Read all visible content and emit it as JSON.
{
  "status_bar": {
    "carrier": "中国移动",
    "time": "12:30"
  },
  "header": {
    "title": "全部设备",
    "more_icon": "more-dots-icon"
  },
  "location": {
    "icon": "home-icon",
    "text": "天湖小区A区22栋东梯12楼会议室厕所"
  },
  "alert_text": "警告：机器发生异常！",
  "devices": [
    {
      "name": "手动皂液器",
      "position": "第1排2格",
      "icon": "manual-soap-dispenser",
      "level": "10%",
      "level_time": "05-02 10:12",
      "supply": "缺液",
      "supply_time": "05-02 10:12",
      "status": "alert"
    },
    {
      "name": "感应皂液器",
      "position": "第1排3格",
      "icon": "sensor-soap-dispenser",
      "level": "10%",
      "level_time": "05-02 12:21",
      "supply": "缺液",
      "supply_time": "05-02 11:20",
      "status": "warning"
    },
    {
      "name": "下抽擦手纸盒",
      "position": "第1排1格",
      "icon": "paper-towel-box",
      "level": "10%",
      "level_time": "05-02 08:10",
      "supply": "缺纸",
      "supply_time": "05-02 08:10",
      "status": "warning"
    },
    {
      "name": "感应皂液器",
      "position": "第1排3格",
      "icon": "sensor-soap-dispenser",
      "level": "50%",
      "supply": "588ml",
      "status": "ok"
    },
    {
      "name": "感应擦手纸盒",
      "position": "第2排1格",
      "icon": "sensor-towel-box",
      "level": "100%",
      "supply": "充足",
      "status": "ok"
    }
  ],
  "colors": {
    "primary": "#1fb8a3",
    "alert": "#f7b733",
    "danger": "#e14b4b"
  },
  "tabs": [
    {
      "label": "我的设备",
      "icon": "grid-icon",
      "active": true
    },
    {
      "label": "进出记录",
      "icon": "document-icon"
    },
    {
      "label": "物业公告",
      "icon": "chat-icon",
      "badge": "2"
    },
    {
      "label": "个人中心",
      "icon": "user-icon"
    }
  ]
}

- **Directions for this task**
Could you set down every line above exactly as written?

- **Written response**
Read all visible content and emit it as JSON.
{
  "status_bar": {
    "carrier": "中国移动",
    "time": "12:30"
  },
  "header": {
    "title": "全部设备",
    "more_icon": "more-dots-icon"
  },
  "location": {
    "icon": "home-icon",
    "text": "天湖小区A区22栋东梯12楼会议室厕所"
  },
  "alert_text": "警告：机器发生异常！",
  "devices": [
    {
      "name": "手动皂液器",
      "position": "第1排2格",
      "icon": "manual-soap-dispenser",
      "level": "10%",
      "level_time": "05-02 10:12",
      "supply": "缺液",
      "supply_time": "05-02 10:12",
      "status": "alert"
    },
    {
      "name": "感应皂液器",
      "position": "第1排3格",
      "icon": "sensor-soap-dispenser",
      "level": "10%",
      "level_time": "05-02 12:21",
      "supply": "缺液",
      "supply_time": "05-02 11:20",
      "status": "warning"
    },
    {
      "name": "下抽擦手纸盒",
      "position": "第1排1格",
      "icon": "paper-towel-box",
      "level": "10%",
      "level_time": "05-02 08:10",
      "supply": "缺纸",
      "supply_time": "05-02 08:10",
      "status": "warning"
    },
    {
      "name": "感应皂液器",
      "position": "第1排3格",
      "icon": "sensor-soap-dispenser",
      "level": "50%",
      "supply": "588ml",
      "status": "ok"
    },
    {
      "name": "感应擦手纸盒",
      "position": "第2排1格",
      "icon": "sensor-towel-box",
      "level": "100%",
      "supply": "充足",
      "status": "ok"
    }
  ],
  "colors": {
    "primary": "#1fb8a3",
    "alert": "#f7b733",
    "danger": "#e14b4b"
  },
  "tabs": [
    {
      "label": "我的设备",
      "icon": "grid-icon",
      "active": true
    },
    {
      "label": "进出记录",
      "icon": "document-icon"
    },
    {
      "label": "物业公告",
      "icon": "chat-icon",
      "badge": "2"
    },
    {
      "label": "个人中心",
      "icon": "user-icon"
    }
  ]
}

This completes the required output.